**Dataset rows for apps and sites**
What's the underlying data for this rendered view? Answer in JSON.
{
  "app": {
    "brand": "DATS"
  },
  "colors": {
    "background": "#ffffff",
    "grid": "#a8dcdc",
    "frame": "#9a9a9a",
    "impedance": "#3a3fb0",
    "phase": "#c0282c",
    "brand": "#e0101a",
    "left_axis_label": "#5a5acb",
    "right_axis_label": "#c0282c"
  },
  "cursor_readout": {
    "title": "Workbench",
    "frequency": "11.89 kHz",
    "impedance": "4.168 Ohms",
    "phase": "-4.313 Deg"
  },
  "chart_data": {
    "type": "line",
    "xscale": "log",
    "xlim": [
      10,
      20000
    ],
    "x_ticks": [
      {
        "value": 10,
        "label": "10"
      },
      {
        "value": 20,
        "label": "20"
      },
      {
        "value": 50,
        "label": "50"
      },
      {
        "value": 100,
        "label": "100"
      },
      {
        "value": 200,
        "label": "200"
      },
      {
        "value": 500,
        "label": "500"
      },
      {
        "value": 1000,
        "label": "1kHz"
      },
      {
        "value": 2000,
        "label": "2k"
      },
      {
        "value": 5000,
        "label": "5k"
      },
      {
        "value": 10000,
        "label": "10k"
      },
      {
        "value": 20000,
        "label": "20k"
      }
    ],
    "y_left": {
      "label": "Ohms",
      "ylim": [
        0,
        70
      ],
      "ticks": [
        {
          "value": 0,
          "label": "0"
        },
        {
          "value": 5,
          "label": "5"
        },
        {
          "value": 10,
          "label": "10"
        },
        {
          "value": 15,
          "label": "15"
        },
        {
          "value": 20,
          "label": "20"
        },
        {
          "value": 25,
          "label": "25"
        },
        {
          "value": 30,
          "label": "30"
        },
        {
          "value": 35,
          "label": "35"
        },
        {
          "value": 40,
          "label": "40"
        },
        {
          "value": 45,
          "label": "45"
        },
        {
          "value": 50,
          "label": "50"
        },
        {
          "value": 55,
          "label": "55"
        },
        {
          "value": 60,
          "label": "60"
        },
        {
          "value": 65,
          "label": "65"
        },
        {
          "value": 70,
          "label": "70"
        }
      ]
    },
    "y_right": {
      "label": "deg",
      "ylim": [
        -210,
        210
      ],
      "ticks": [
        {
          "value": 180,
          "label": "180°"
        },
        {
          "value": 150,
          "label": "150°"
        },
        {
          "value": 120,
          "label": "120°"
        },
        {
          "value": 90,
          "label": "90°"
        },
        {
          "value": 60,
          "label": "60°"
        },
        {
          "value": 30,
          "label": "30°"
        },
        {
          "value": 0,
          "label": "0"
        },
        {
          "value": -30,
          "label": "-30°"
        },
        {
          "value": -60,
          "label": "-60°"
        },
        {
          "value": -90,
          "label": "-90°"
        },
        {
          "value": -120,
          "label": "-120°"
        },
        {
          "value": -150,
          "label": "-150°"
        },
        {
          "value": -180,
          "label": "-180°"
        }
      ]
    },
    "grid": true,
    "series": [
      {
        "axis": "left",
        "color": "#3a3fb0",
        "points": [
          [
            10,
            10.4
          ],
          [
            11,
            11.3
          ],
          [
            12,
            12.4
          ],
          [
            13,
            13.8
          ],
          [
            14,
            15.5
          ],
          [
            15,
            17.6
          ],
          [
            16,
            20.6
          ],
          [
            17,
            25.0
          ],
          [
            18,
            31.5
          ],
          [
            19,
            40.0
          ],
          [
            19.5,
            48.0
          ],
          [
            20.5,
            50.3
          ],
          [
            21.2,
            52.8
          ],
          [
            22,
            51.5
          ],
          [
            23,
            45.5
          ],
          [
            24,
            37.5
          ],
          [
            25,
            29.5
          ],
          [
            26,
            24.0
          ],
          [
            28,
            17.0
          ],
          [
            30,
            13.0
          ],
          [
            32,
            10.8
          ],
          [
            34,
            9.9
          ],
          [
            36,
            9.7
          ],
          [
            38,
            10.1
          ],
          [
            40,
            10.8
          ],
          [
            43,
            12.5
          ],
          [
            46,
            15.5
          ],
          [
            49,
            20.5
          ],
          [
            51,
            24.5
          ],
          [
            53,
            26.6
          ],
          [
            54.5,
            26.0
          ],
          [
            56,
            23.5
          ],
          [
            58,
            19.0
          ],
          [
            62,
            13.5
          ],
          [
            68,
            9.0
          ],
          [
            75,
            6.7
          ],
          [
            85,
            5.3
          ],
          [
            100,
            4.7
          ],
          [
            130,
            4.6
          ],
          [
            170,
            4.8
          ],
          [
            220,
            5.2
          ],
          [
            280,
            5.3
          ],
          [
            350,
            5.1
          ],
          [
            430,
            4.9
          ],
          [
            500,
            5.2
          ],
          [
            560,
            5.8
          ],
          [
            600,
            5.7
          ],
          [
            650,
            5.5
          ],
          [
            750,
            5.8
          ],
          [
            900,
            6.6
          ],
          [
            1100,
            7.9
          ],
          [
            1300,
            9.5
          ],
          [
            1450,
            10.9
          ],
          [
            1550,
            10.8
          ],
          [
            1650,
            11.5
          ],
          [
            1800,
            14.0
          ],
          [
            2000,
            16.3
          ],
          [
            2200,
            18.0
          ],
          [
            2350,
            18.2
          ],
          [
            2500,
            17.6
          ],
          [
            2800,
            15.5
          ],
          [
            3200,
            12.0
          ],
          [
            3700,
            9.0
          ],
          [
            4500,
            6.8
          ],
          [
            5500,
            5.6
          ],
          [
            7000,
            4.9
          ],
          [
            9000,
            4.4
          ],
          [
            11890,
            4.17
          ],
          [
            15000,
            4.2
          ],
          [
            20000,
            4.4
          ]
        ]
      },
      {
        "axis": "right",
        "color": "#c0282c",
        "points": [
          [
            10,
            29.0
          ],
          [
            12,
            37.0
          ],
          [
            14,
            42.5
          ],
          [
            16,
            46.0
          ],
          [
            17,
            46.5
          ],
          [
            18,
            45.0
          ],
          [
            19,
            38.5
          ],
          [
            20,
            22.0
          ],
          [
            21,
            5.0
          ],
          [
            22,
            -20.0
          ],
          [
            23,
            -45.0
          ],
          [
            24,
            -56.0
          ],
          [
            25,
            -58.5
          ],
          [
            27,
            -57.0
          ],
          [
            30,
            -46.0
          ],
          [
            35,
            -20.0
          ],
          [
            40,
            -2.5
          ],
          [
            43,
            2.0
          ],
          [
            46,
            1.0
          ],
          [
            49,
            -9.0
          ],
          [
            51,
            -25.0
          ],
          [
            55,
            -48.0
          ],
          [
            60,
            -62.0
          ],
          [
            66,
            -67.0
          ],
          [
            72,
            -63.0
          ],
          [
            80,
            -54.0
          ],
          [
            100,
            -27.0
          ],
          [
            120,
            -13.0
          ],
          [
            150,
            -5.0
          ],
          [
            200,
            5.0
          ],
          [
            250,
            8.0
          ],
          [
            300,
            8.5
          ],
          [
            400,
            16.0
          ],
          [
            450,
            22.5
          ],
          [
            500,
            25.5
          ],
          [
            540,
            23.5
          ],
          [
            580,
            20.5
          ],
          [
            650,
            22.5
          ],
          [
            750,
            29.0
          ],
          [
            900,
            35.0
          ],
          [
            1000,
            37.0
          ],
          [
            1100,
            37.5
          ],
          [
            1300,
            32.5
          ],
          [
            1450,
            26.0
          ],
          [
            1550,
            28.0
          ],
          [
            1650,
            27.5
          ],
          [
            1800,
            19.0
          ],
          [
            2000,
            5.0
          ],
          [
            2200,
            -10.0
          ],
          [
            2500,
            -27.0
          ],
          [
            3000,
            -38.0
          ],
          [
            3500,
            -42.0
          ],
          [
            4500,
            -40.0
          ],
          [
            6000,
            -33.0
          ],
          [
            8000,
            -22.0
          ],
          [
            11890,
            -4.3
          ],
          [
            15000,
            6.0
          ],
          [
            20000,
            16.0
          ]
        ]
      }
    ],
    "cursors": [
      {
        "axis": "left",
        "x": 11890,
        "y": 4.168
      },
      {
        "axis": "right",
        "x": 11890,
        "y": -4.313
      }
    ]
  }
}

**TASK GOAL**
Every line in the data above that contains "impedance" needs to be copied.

**SOLUTION FOR THIS EXERCISE**
    "impedance": "#3a3fb0",
    "impedance": "4.168 Ohms",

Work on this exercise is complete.